Data to examine below:

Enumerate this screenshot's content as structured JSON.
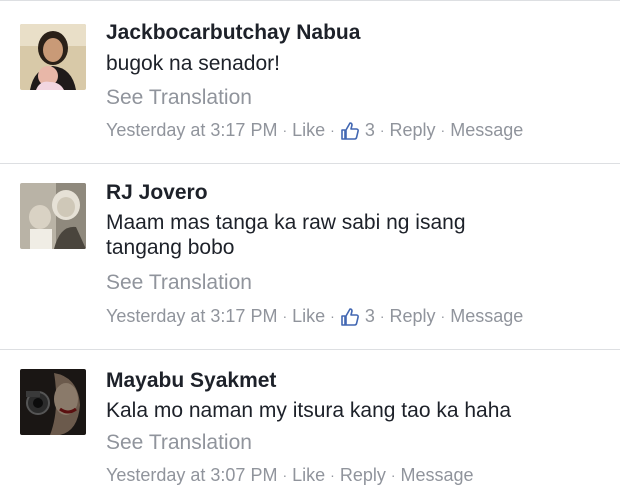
{
  "comments": [
    {
      "author": "Jackbocarbutchay Nabua",
      "text": "bugok na senador!",
      "translate": "See Translation",
      "time": "Yesterday at 3:17 PM",
      "like": "Like",
      "likes": "3",
      "reply": "Reply",
      "message": "Message"
    },
    {
      "author": "RJ Jovero",
      "text": "Maam mas tanga ka raw sabi ng isang tangang bobo",
      "translate": "See Translation",
      "time": "Yesterday at 3:17 PM",
      "like": "Like",
      "likes": "3",
      "reply": "Reply",
      "message": "Message"
    },
    {
      "author": "Mayabu Syakmet",
      "text": "Kala mo naman my itsura kang tao ka haha",
      "translate": "See Translation",
      "time": "Yesterday at 3:07 PM",
      "like": "Like",
      "reply": "Reply",
      "message": "Message"
    }
  ],
  "separator": "·",
  "colors": {
    "text": "#1d2129",
    "muted": "#90949c",
    "like_icon": "#4267b2",
    "divider": "#dddfe2"
  }
}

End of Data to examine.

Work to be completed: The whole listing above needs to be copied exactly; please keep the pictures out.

Task result:
Enumerate this screenshot's content as structured JSON.
{
  "comments": [
    {
      "author": "Jackbocarbutchay Nabua",
      "text": "bugok na senador!",
      "translate": "See Translation",
      "time": "Yesterday at 3:17 PM",
      "like": "Like",
      "likes": "3",
      "reply": "Reply",
      "message": "Message"
    },
    {
      "author": "RJ Jovero",
      "text": "Maam mas tanga ka raw sabi ng isang tangang bobo",
      "translate": "See Translation",
      "time": "Yesterday at 3:17 PM",
      "like": "Like",
      "likes": "3",
      "reply": "Reply",
      "message": "Message"
    },
    {
      "author": "Mayabu Syakmet",
      "text": "Kala mo naman my itsura kang tao ka haha",
      "translate": "See Translation",
      "time": "Yesterday at 3:07 PM",
      "like": "Like",
      "reply": "Reply",
      "message": "Message"
    }
  ],
  "separator": "·",
  "colors": {
    "text": "#1d2129",
    "muted": "#90949c",
    "like_icon": "#4267b2",
    "divider": "#dddfe2"
  }
}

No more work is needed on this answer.